Prior to the arrival of settlers, the native American Indian population used the land to grow crops, provide herbal medications and hunt for food. The three Indian trails that cross this area are the Fox River Trail, the Great Chicago-Algonquin-Woodstock Trail, and the Waukegan-Belvidere Trail. Route 14 was originally the Indian trail that extended from Chicago to Madison, Wisconsin.

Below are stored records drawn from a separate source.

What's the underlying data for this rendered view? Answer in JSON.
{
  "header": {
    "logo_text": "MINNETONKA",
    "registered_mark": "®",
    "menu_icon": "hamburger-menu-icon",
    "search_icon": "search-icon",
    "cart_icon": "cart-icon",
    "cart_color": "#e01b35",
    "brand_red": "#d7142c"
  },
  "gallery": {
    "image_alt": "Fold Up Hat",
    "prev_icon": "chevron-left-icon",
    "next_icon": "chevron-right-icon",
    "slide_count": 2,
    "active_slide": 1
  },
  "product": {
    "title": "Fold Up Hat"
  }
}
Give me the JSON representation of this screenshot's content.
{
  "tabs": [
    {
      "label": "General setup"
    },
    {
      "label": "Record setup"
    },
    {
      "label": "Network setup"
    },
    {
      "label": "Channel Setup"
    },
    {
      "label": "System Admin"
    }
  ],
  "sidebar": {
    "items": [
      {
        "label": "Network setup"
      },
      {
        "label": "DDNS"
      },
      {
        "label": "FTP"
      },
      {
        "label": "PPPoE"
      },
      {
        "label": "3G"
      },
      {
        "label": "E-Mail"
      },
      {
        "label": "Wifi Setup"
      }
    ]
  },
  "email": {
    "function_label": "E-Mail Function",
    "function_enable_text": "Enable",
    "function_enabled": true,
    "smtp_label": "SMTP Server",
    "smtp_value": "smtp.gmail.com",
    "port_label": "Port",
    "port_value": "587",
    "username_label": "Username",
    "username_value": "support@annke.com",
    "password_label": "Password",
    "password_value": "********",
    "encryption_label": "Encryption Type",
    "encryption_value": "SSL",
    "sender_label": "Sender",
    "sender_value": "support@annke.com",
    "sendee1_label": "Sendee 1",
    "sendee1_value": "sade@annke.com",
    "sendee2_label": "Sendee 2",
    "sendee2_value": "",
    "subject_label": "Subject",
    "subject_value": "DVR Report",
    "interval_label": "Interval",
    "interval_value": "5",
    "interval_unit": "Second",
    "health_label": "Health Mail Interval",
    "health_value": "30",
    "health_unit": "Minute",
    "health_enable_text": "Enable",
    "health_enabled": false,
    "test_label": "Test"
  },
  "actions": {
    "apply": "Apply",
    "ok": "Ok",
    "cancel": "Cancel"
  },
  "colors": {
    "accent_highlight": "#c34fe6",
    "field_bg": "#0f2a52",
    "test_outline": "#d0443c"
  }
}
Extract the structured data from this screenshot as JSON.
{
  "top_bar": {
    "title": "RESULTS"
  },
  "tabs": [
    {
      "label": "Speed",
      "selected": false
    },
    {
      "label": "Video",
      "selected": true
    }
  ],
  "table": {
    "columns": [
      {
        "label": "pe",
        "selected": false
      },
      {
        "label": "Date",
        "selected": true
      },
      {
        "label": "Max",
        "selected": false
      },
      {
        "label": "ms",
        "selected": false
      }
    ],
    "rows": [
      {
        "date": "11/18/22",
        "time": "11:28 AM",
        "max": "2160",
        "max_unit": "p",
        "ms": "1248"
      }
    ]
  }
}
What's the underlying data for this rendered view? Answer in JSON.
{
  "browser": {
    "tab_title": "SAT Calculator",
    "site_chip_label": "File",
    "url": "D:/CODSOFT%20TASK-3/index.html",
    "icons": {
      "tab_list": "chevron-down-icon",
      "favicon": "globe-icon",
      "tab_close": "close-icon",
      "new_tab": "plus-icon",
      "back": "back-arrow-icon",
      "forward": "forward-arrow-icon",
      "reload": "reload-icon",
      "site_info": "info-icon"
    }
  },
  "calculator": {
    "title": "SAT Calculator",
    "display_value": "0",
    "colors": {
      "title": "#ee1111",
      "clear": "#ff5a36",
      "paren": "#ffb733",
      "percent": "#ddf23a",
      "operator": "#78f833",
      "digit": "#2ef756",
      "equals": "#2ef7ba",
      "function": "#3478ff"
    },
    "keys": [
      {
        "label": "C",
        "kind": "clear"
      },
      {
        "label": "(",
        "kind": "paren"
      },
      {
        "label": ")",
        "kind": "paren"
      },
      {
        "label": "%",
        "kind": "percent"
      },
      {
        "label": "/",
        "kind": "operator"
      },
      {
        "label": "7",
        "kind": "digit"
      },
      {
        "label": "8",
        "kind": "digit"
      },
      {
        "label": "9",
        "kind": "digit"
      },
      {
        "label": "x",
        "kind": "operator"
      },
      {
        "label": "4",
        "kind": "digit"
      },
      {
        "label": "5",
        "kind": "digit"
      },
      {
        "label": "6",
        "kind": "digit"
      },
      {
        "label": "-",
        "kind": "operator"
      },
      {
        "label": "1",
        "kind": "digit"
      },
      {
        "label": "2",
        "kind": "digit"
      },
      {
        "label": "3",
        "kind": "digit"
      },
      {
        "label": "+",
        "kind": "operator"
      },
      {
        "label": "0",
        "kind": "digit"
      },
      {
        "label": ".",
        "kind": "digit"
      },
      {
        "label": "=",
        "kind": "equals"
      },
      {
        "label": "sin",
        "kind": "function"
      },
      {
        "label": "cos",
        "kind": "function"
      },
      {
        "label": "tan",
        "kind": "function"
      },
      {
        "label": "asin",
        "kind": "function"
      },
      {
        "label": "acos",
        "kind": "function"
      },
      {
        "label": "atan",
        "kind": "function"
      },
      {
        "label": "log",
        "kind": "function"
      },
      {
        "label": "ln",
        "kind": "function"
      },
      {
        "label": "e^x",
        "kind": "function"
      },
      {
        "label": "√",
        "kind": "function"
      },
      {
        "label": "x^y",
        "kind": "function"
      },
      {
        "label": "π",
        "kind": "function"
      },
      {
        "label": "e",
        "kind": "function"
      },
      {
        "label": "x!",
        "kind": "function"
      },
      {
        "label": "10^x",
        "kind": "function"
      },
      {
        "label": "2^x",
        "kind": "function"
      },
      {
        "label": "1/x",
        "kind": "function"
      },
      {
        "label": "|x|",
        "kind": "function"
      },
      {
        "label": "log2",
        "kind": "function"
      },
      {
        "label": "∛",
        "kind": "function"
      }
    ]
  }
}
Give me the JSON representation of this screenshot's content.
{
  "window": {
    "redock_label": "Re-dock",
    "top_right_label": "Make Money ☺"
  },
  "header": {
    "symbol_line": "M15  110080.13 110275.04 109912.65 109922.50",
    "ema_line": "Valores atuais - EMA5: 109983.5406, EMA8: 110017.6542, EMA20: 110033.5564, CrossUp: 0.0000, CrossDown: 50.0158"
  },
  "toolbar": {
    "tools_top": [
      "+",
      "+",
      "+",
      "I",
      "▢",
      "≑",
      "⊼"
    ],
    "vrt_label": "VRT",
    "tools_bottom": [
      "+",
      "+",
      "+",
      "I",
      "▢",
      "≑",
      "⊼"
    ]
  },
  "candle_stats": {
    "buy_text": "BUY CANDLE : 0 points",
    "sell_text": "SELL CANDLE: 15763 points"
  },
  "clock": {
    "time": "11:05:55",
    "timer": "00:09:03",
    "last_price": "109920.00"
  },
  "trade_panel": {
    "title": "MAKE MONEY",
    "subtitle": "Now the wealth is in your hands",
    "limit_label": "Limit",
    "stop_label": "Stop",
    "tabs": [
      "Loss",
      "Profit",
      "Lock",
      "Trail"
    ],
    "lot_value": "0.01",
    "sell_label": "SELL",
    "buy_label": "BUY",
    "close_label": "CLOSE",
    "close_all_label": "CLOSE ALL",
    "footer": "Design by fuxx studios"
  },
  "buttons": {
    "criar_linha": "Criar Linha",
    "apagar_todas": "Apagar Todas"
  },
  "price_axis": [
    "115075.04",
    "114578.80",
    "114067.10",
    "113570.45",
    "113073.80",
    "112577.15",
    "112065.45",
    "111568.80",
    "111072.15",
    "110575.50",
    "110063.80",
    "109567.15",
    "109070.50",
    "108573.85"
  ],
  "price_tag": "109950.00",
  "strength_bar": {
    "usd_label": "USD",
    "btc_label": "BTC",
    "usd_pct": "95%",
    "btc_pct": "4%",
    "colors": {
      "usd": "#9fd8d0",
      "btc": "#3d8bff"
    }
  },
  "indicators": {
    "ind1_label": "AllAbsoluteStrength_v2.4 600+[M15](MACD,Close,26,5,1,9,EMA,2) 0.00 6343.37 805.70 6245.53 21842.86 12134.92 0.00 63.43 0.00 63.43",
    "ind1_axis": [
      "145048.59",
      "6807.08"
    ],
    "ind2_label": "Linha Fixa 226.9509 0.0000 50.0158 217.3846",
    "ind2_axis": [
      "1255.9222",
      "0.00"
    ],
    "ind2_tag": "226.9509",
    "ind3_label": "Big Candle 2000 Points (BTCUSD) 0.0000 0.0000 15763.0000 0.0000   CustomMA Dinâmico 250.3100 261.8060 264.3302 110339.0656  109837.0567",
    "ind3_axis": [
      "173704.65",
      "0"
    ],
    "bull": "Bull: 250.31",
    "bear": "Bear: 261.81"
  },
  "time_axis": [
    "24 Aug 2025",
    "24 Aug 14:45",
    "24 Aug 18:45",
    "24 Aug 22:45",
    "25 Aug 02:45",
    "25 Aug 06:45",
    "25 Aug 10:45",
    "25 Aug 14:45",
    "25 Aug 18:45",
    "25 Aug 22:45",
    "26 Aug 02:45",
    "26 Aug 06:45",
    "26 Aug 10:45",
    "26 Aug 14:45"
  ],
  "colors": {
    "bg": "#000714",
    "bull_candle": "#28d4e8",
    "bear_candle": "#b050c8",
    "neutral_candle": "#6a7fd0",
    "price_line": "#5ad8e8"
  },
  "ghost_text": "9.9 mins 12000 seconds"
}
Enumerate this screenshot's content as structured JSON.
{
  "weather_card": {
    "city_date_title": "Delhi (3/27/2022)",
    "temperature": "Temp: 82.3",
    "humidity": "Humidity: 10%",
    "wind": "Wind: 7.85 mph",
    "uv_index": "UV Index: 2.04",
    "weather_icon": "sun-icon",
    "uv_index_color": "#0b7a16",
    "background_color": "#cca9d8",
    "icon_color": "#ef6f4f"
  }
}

In the early 1830’s, European pioneers settled in McHenry County, and converted much of the land into farmland. Historical records show that in 1869 English immigrants Thomas Southwick and William Peak built a dairy farm on the land now referred to as The Hollows Conservation Area. Remnants of a house, barn and milk house were found on the land. In 1880, records show German immigrant and railroad foreman August Arps, rented the land to Edwin Kems and his brother George Kems and family. It is believed they sold cheese as several small cheese factories once existed in the area. It is suspected that the Kems could no longer create enough income and left the area in 1890. The home fell into absolute disrepair in the quiet woodlot.
In 1891, the Wisconsin Lime and Cement Co. purchased the land, and started mining the rocky soils for gravel. Though the land changed hands several times, first to the Consumers Company and finally to Vulcan Materials Corporation, gravel mining continued at the Hollows for forty years. The Lake is a result of mining the earth for clay, silt, and gravel. Mining was continuous from 1925 to 1955 and started up again from 1969 to 1974 to keep up with demand for sand and road building materials.
McHenry County Conservation District acquired 350 acre from Vulcan Materials Corporation in December of 1977 and began restoring the land and adding public amenities. The site officially opened for the public on October 2, 1983 and continues to be one of the District’s most popular sites.